Prisoners Are Loading COVID Victims Into Mobile Morgues for $2 an Hour in Texas

El Paso has recently experienced a huge spike in infections.
El Paso County detention inmates on work release climb into a transport van after working at the Medical Examiner's office in El Paso, Texas on November 13, 2020.
El Paso County detention inmates on work release climb into a transport van after working at the Medical Examiner's office in El Paso, Texas on November 13, 2020. (Photo by JUSTIN HAMEL/AFP via Getty Images)

Prisoners in El Paso are being paid $2 an hour to help move bodies of dead COVID-19 patients into mobile morgues as the border city grapples with a surge of infections. 

Over the weekend, KFOX, a Fox affiliate in El Paso, published footage of people incarcerated in county jail loading bodies into several mobile morgues the county has recently purchased to handle an unsettling overflow of the dead. Although the prisoners were provided with personal protective equipment (PPE), paid a meager wage, and worked on a volunteer basis, their presence at the county medical examiner’s office has nonetheless led to pushback. 


Incarcerated people around the country are sometimes commissioned to do dangerous and grisly jobs, like firefighting in California or cleaning up a massive oil spill in the Gulf of Mexico. People incarcerated in El Paso — who are being held in the county jail on misdemeanors, according to KFOX—wore their striped jail uniforms as they ferried the sheet-cloaked bodies of people killed by COVID-19 into white trailers lined with shelves, according to the video footage published by KFOX. 
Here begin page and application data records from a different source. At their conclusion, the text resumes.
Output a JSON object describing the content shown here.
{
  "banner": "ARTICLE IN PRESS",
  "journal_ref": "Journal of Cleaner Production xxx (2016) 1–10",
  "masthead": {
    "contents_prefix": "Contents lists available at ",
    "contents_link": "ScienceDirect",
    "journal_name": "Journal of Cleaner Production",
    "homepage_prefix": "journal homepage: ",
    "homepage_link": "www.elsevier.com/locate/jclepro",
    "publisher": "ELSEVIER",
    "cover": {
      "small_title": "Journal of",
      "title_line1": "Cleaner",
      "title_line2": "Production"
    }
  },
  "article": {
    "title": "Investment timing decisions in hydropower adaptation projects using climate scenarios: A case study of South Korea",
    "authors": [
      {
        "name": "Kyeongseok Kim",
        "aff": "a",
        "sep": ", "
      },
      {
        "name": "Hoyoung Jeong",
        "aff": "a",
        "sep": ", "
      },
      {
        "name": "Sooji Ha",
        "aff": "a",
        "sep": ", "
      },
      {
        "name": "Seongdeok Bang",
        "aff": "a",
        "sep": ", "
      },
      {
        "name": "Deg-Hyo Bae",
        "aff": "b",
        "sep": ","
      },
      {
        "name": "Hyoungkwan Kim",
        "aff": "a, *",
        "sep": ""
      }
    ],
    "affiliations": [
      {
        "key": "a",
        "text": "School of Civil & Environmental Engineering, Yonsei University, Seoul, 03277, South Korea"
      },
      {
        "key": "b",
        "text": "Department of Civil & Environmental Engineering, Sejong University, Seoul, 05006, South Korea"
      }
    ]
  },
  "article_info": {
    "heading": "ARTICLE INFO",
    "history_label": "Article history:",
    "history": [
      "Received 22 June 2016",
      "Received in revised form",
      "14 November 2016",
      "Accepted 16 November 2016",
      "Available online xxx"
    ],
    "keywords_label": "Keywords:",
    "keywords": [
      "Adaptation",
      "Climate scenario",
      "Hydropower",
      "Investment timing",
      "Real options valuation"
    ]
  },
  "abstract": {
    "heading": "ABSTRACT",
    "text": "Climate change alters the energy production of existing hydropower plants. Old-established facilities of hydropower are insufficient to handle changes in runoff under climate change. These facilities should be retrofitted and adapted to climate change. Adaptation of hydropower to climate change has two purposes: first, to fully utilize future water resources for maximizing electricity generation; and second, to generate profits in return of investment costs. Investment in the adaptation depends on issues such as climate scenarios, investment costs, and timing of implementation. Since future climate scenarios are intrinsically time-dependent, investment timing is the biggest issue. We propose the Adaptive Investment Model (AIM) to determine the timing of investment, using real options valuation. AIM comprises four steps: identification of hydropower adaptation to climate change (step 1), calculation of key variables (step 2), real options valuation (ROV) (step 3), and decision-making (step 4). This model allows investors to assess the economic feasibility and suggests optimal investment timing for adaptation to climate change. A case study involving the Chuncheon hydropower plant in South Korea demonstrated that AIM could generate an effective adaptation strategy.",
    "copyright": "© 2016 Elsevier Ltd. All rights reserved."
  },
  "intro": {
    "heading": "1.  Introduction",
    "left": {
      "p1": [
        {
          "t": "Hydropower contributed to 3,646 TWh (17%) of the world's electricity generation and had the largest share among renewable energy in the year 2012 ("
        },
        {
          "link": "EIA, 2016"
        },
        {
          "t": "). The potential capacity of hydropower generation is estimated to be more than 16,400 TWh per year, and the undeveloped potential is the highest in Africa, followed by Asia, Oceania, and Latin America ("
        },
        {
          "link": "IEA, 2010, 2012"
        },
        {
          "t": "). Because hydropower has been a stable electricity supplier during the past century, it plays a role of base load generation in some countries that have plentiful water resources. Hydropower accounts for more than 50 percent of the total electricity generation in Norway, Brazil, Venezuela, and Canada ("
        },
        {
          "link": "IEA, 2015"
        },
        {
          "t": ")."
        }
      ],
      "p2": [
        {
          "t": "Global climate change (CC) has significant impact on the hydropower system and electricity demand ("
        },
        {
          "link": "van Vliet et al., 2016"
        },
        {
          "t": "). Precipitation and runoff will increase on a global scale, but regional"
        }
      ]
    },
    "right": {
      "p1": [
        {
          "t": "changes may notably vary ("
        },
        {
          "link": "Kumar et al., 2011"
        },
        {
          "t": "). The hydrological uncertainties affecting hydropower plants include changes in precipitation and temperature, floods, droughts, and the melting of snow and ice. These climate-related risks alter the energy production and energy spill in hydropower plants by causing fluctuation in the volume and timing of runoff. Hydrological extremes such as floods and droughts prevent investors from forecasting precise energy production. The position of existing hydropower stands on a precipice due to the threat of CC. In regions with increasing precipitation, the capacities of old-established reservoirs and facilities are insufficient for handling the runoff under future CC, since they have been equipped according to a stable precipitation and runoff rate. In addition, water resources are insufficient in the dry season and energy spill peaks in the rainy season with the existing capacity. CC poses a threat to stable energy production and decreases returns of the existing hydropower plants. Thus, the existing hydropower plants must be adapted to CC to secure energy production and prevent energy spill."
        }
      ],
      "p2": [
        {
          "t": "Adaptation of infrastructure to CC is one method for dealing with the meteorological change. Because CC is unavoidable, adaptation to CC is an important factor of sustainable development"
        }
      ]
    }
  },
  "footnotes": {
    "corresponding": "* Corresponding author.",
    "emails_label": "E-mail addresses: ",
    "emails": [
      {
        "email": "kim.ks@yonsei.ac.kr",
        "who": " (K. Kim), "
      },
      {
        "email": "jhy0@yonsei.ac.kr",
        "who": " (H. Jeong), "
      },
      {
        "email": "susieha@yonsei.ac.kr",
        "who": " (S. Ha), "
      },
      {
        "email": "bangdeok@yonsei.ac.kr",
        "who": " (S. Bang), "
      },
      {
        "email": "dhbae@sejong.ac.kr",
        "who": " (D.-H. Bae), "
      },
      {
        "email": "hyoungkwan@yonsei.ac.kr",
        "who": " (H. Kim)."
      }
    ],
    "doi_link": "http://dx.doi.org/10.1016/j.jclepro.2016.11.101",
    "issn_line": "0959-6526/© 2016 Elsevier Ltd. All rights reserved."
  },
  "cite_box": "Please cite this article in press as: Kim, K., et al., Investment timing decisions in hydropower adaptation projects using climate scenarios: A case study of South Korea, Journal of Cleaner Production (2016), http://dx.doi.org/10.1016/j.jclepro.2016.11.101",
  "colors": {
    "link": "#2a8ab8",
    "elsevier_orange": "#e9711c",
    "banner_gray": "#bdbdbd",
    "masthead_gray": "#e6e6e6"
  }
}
It’s unclear how many incarcerated people were involved in the effort. The El Paso County Sheriff’s Office did not immediately respond to VICE News’ request for comment, and officials haven’t given local outlets many details on what exactly the prisoners are doing. 

A  spokesperson for the sheriff’s office told the Texas Tribune that the prisoners had demanded pay for their labor, since their work typically isn’t compensated, and were volunteering at the local medical examiner’s office daily from 8 a.m. to 4 p.m. 

Texas is one of five states where most regular prison jobs are unpaid; all of the non-paying states are located in the South, according to the Prison Policy Initiative, a nonprofit research and advocacy group. 

El Paso County Judge Ricardo Samaniego told KFOX that incarcerated people were brought in to help handle the deceased as a last resort, and that he’d prefer the Texas National Guard to step in instead. A spokesperson for the sheriff’s office stressed to the Texas Tribune that the prisoners' assignment was temporary. (The Texas Army National Guard did not immediately respond to a VICE News request for comment.) 


“If there’s no personnel, no one to help out, and there’s volunteers, even if they are inmates, then that’s what we’re left with,” Samaniego told KFOX. 

Mirroring COVID spikes nationwide, nearly 34,000 people are currently ill with coronavirus  in El Paso, according to a public health tally kept by the city, and more than 1,100 are actively hospitalized. On Saturday, public health officials there disclosed 1,512 new COVID-19 cases and 15 deaths, according to KFOX. 

While the county has opened up 500 extra hospital beds to deal with the onslaught, Samaniego expects they’ll soon be full, according to KFOX.

In the past month alone, more than 130 people have died of COVID-19 in El Paso County, according to data from the city.

In response to the spike, El Paso tried to shut down nonessential businesses to block the spread of the virus. But a Texas appeals court blocked the county from carrying out that order last week after the state attorney general and local business leaders sued. 

About 839,000 people call El Paso County home; the vast majority are Hispanic or Latino, government data show. And almost a quarter of all residents lack health insurance.

The El Paso medical examiner’s office and Samaniego’s office did not immediately respond to a request for comment.